§ TASK GOAL:
Each line in the entries below that holds the word "queda" belongs in the answer.
____________
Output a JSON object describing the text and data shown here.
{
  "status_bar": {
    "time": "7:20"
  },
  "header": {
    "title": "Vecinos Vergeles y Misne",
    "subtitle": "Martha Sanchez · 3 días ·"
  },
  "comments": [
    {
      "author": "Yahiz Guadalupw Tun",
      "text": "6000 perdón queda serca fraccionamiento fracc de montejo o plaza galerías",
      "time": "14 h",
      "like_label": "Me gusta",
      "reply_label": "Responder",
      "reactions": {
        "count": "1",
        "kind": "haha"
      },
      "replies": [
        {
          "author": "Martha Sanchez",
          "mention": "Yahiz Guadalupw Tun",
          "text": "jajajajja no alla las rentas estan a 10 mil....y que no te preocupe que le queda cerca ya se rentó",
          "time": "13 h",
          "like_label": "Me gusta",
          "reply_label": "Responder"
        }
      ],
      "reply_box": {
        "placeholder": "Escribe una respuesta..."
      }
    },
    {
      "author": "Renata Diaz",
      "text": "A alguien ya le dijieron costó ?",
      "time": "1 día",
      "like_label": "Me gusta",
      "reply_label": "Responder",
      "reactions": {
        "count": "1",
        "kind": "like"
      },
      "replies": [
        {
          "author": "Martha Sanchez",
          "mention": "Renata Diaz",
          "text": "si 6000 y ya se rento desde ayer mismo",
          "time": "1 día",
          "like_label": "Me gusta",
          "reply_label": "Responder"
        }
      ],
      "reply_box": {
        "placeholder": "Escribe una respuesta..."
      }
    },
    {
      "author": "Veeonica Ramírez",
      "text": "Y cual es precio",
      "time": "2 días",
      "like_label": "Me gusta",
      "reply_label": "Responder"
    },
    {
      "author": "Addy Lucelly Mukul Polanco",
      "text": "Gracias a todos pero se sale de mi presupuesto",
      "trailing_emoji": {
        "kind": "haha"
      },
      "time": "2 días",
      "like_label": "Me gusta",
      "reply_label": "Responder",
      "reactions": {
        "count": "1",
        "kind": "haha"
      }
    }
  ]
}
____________
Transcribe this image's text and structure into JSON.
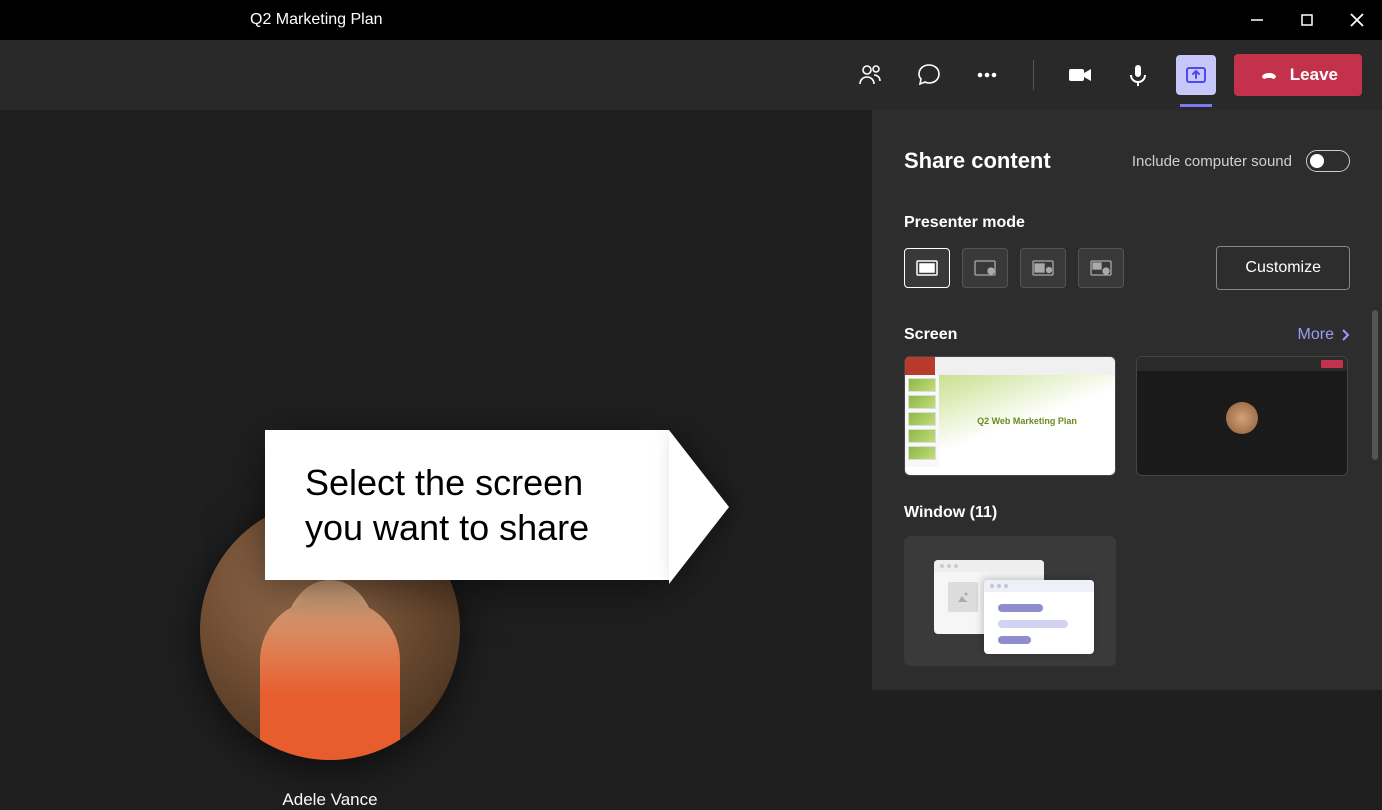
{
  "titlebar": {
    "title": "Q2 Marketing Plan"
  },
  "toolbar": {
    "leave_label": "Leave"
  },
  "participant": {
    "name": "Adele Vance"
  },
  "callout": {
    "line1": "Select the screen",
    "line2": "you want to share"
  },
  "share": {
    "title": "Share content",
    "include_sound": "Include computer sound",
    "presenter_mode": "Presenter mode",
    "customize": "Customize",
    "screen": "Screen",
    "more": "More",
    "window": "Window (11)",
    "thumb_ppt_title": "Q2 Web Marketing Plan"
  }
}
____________
§ PROBLEM SOLUTION:
      "text": "6000 perdón queda serca fraccionamiento fracc de montejo o plaza galerías",
          "text": "jajajajja no alla las rentas estan a 10 mil....y que no te preocupe que le queda cerca ya se rentó",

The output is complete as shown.